# EXERCISE DIRECTIONS:
Nothing in the records may be changed; retype them in full.

# THE DATA:

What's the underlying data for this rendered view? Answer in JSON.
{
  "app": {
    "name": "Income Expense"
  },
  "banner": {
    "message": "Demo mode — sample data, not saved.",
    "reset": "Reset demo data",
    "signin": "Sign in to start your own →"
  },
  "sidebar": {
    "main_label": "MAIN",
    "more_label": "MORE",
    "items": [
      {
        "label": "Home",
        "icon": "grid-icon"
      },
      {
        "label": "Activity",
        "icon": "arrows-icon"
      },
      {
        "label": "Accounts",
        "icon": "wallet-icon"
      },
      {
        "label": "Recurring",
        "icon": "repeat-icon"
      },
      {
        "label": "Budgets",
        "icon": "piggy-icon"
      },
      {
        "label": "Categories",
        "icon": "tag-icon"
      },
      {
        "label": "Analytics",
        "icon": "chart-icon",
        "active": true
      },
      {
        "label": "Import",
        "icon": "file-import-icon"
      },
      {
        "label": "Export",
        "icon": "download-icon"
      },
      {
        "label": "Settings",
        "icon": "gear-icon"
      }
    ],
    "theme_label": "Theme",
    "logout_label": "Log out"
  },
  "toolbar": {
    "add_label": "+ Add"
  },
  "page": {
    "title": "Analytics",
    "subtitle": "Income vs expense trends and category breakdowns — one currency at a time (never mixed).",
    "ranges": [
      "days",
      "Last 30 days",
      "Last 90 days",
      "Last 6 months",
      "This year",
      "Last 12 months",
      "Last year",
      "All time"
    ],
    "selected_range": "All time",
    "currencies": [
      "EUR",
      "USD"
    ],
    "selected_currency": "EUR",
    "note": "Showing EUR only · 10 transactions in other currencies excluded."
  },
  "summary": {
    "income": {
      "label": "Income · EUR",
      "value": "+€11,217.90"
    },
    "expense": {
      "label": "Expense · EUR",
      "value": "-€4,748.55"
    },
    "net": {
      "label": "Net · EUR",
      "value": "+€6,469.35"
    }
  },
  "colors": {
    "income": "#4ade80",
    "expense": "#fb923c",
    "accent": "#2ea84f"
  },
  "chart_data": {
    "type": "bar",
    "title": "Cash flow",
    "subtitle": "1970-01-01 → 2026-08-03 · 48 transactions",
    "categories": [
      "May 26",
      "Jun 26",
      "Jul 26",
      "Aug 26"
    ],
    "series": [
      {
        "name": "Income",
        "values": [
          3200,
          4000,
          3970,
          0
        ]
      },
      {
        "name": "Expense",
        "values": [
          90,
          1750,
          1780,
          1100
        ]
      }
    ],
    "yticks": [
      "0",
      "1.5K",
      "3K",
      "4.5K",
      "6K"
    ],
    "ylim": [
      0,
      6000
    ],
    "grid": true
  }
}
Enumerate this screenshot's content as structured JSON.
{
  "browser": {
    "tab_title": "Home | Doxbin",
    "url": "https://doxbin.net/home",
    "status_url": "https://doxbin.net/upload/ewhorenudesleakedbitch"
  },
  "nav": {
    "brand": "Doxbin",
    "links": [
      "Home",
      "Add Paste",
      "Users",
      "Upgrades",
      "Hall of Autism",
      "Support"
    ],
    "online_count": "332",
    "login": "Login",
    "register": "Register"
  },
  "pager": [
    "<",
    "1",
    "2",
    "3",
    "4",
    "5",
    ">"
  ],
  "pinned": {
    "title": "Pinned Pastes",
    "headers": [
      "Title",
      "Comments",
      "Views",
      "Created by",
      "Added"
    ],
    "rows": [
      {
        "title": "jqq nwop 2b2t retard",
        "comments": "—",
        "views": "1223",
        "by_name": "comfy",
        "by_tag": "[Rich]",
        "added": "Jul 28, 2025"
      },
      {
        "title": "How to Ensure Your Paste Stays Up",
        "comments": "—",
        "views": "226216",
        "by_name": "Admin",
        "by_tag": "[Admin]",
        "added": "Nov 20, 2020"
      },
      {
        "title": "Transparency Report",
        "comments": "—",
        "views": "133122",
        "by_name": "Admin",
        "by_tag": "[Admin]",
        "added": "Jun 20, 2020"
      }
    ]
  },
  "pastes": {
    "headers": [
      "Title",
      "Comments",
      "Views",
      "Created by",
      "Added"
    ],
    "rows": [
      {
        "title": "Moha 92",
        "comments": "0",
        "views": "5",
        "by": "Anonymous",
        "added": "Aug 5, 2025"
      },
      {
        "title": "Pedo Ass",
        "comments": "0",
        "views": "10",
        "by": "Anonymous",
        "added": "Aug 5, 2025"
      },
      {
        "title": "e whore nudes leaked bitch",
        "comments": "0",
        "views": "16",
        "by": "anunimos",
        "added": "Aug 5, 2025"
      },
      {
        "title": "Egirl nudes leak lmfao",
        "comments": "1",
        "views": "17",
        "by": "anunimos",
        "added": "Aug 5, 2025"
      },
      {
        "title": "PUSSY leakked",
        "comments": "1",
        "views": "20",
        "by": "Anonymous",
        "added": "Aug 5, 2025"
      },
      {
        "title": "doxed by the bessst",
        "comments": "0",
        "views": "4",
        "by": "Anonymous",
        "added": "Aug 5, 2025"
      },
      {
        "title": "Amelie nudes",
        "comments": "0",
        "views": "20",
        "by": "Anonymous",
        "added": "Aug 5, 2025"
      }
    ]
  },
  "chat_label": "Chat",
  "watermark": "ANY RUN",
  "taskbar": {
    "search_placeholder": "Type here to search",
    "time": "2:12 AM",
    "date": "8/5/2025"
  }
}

# ANSWER TO THE EXERCISE:
What's the underlying data for this rendered view? Answer in JSON.
{
  "app": {
    "name": "Income Expense"
  },
  "banner": {
    "message": "Demo mode — sample data, not saved.",
    "reset": "Reset demo data",
    "signin": "Sign in to start your own →"
  },
  "sidebar": {
    "main_label": "MAIN",
    "more_label": "MORE",
    "items": [
      {
        "label": "Home",
        "icon": "grid-icon"
      },
      {
        "label": "Activity",
        "icon": "arrows-icon"
      },
      {
        "label": "Accounts",
        "icon": "wallet-icon"
      },
      {
        "label": "Recurring",
        "icon": "repeat-icon"
      },
      {
        "label": "Budgets",
        "icon": "piggy-icon"
      },
      {
        "label": "Categories",
        "icon": "tag-icon"
      },
      {
        "label": "Analytics",
        "icon": "chart-icon",
        "active": true
      },
      {
        "label": "Import",
        "icon": "file-import-icon"
      },
      {
        "label": "Export",
        "icon": "download-icon"
      },
      {
        "label": "Settings",
        "icon": "gear-icon"
      }
    ],
    "theme_label": "Theme",
    "logout_label": "Log out"
  },
  "toolbar": {
    "add_label": "+ Add"
  },
  "page": {
    "title": "Analytics",
    "subtitle": "Income vs expense trends and category breakdowns — one currency at a time (never mixed).",
    "ranges": [
      "days",
      "Last 30 days",
      "Last 90 days",
      "Last 6 months",
      "This year",
      "Last 12 months",
      "Last year",
      "All time"
    ],
    "selected_range": "All time",
    "currencies": [
      "EUR",
      "USD"
    ],
    "selected_currency": "EUR",
    "note": "Showing EUR only · 10 transactions in other currencies excluded."
  },
  "summary": {
    "income": {
      "label": "Income · EUR",
      "value": "+€11,217.90"
    },
    "expense": {
      "label": "Expense · EUR",
      "value": "-€4,748.55"
    },
    "net": {
      "label": "Net · EUR",
      "value": "+€6,469.35"
    }
  },
  "colors": {
    "income": "#4ade80",
    "expense": "#fb923c",
    "accent": "#2ea84f"
  },
  "chart_data": {
    "type": "bar",
    "title": "Cash flow",
    "subtitle": "1970-01-01 → 2026-08-03 · 48 transactions",
    "categories": [
      "May 26",
      "Jun 26",
      "Jul 26",
      "Aug 26"
    ],
    "series": [
      {
        "name": "Income",
        "values": [
          3200,
          4000,
          3970,
          0
        ]
      },
      {
        "name": "Expense",
        "values": [
          90,
          1750,
          1780,
          1100
        ]
      }
    ],
    "yticks": [
      "0",
      "1.5K",
      "3K",
      "4.5K",
      "6K"
    ],
    "ylim": [
      0,
      6000
    ],
    "grid": true
  }
}
Enumerate this screenshot's content as structured JSON.
{
  "browser": {
    "tab_title": "Home | Doxbin",
    "url": "https://doxbin.net/home",
    "status_url": "https://doxbin.net/upload/ewhorenudesleakedbitch"
  },
  "nav": {
    "brand": "Doxbin",
    "links": [
      "Home",
      "Add Paste",
      "Users",
      "Upgrades",
      "Hall of Autism",
      "Support"
    ],
    "online_count": "332",
    "login": "Login",
    "register": "Register"
  },
  "pager": [
    "<",
    "1",
    "2",
    "3",
    "4",
    "5",
    ">"
  ],
  "pinned": {
    "title": "Pinned Pastes",
    "headers": [
      "Title",
      "Comments",
      "Views",
      "Created by",
      "Added"
    ],
    "rows": [
      {
        "title": "jqq nwop 2b2t retard",
        "comments": "—",
        "views": "1223",
        "by_name": "comfy",
        "by_tag": "[Rich]",
        "added": "Jul 28, 2025"
      },
      {
        "title": "How to Ensure Your Paste Stays Up",
        "comments": "—",
        "views": "226216",
        "by_name": "Admin",
        "by_tag": "[Admin]",
        "added": "Nov 20, 2020"
      },
      {
        "title": "Transparency Report",
        "comments": "—",
        "views": "133122",
        "by_name": "Admin",
        "by_tag": "[Admin]",
        "added": "Jun 20, 2020"
      }
    ]
  },
  "pastes": {
    "headers": [
      "Title",
      "Comments",
      "Views",
      "Created by",
      "Added"
    ],
    "rows": [
      {
        "title": "Moha 92",
        "comments": "0",
        "views": "5",
        "by": "Anonymous",
        "added": "Aug 5, 2025"
      },
      {
        "title": "Pedo Ass",
        "comments": "0",
        "views": "10",
        "by": "Anonymous",
        "added": "Aug 5, 2025"
      },
      {
        "title": "e whore nudes leaked bitch",
        "comments": "0",
        "views": "16",
        "by": "anunimos",
        "added": "Aug 5, 2025"
      },
      {
        "title": "Egirl nudes leak lmfao",
        "comments": "1",
        "views": "17",
        "by": "anunimos",
        "added": "Aug 5, 2025"
      },
      {
        "title": "PUSSY leakked",
        "comments": "1",
        "views": "20",
        "by": "Anonymous",
        "added": "Aug 5, 2025"
      },
      {
        "title": "doxed by the bessst",
        "comments": "0",
        "views": "4",
        "by": "Anonymous",
        "added": "Aug 5, 2025"
      },
      {
        "title": "Amelie nudes",
        "comments": "0",
        "views": "20",
        "by": "Anonymous",
        "added": "Aug 5, 2025"
      }
    ]
  },
  "chat_label": "Chat",
  "watermark": "ANY RUN",
  "taskbar": {
    "search_placeholder": "Type here to search",
    "time": "2:12 AM",
    "date": "8/5/2025"
  }
}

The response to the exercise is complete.